University expertise is being used to position Scottish cold-pressed rapeseed oil as a significant contender in the healthy food market.
For the first time, a group of Scottish rapeseed oil producers and growers such as LOUISE ELDER (pictured) of Black & Gold, Stevenson Mains Farm, East Lothian, are working with university food experts to promote the unique health benefits of locally grown rapeseed oils.
The Scottish Rapeseed Oil Group (SRO) is stepping up its campaign to raise awareness and encourage more consumers to buy into this oil category. Food scientists from Queen Margaret University (QMU) are helping the group more clearly communicate the nutritional benefits of Scottish cold-pressed rapeseed oil.
QMU’s latest research suggests that Scottish cold-pressed rapeseed oil has an exceptional fatty acid profile compared with its rivals and is a valuable source of antioxidants which remain active following domestic cooking. Research also shows that rapeseed oil contains six per cent of saturated fat, less than half that found in most olive oils and a more favourable ratio of omega 3:6 fatty acids than other vegetable oils. With a higher burning point than most other oils, cold-pressed rapeseed oil retains its health benefits when used for roasting or frying.
DR JANE MCKENZIE, Academic Lead for Food & Drink Knowledge Exchange at QMU, discussed the findings: “Scottish cold-pressed rapeseed oil can contribute a valuable source of antioxidants to our diets. Antioxidants play a valuable role in maintaining good health. They can help protect cells from damage and are important in the fight against disease.”
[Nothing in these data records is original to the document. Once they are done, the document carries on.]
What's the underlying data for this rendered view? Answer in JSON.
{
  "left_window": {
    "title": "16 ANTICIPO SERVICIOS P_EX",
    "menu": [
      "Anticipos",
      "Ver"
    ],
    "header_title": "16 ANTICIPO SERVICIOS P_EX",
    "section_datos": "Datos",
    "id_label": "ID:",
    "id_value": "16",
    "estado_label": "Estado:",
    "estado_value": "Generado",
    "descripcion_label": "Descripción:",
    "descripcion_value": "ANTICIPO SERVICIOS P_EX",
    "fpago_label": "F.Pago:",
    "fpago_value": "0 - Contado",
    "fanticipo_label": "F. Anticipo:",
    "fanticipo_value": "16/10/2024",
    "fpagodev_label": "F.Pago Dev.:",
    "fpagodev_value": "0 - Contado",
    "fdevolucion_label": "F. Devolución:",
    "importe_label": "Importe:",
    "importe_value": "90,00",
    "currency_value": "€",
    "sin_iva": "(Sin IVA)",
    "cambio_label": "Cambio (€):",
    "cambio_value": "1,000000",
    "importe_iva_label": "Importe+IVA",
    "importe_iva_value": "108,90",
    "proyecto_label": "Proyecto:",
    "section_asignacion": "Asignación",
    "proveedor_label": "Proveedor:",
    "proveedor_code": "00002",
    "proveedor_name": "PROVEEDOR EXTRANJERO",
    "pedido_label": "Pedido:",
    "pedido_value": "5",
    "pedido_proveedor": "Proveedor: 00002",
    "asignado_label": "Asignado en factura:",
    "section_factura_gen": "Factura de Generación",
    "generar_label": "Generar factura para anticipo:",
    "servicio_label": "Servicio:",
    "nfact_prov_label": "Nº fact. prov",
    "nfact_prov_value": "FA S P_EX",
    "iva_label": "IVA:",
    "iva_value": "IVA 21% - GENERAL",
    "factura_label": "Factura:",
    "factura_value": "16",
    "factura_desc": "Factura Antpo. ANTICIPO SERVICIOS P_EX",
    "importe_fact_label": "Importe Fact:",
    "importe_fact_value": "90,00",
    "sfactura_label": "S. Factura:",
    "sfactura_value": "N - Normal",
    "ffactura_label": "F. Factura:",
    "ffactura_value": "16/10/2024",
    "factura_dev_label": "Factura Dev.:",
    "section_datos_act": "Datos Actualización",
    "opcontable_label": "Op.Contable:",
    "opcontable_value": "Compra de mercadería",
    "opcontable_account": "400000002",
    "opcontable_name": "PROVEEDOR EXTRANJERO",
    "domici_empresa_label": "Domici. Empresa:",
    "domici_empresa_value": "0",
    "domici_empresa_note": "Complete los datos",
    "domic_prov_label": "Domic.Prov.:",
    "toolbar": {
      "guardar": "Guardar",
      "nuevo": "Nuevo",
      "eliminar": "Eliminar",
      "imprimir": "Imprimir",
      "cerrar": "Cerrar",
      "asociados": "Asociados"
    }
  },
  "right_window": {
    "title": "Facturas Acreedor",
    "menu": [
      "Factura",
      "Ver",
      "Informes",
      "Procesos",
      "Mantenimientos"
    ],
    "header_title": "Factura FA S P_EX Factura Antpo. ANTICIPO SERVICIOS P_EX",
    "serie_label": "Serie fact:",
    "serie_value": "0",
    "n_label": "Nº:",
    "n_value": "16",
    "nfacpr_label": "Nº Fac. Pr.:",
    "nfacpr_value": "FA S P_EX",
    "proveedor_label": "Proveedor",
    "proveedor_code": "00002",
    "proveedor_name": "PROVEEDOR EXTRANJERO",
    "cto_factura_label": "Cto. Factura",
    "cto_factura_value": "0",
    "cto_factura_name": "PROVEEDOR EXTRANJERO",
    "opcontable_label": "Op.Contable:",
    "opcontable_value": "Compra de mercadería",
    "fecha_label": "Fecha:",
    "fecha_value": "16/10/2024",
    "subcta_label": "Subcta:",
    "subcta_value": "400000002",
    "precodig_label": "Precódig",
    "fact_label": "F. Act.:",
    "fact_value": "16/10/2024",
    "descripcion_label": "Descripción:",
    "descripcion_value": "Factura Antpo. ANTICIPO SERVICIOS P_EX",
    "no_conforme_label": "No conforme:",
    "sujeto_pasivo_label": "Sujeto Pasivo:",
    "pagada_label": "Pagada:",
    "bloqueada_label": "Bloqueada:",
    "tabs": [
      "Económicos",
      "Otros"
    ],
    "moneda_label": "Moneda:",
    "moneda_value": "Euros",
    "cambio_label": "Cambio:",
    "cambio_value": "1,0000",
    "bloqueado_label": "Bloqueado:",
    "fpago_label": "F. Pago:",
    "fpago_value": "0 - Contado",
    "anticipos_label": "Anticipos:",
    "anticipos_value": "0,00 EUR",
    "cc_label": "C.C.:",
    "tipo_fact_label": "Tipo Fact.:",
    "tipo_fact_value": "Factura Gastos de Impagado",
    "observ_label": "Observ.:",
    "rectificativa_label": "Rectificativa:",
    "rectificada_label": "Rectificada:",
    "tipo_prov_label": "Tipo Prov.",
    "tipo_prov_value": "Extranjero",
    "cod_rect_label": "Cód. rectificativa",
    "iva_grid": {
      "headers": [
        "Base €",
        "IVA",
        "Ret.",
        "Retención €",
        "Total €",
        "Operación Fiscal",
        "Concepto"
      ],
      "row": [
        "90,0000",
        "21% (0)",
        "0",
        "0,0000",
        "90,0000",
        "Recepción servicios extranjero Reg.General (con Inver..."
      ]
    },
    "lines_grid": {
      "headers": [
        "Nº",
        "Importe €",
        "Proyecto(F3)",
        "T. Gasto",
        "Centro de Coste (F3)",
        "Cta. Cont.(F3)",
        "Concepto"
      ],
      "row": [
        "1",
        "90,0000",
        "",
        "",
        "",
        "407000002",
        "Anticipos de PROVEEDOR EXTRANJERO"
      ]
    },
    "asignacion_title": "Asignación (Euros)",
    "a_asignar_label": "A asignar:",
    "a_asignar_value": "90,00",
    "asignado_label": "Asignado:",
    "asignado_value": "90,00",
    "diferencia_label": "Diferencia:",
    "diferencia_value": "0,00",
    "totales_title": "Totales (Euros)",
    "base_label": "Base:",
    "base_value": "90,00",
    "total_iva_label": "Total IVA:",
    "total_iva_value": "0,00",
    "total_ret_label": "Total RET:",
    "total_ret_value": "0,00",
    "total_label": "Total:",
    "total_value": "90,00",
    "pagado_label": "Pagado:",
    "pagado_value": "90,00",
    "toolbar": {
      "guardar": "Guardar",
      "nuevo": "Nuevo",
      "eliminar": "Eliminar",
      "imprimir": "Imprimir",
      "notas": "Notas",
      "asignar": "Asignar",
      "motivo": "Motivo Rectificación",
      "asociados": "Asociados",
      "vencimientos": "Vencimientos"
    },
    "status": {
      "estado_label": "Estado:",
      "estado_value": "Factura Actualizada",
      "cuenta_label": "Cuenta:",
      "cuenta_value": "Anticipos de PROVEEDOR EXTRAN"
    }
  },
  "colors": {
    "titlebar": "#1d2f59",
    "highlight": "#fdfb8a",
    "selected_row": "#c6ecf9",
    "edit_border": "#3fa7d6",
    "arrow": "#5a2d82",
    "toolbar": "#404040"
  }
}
According to retail analysts Kantar Worldpanel, sales of cold-pressed rapeseed oil in Scotland were £0.7 million last year, growing 18 per cent year on year. Kantar also says that 4.3 per cent of Scottish shoppers bought cold-pressed rapeseed oil over the last 12 months and 33,000 shoppers bought the product for the first time.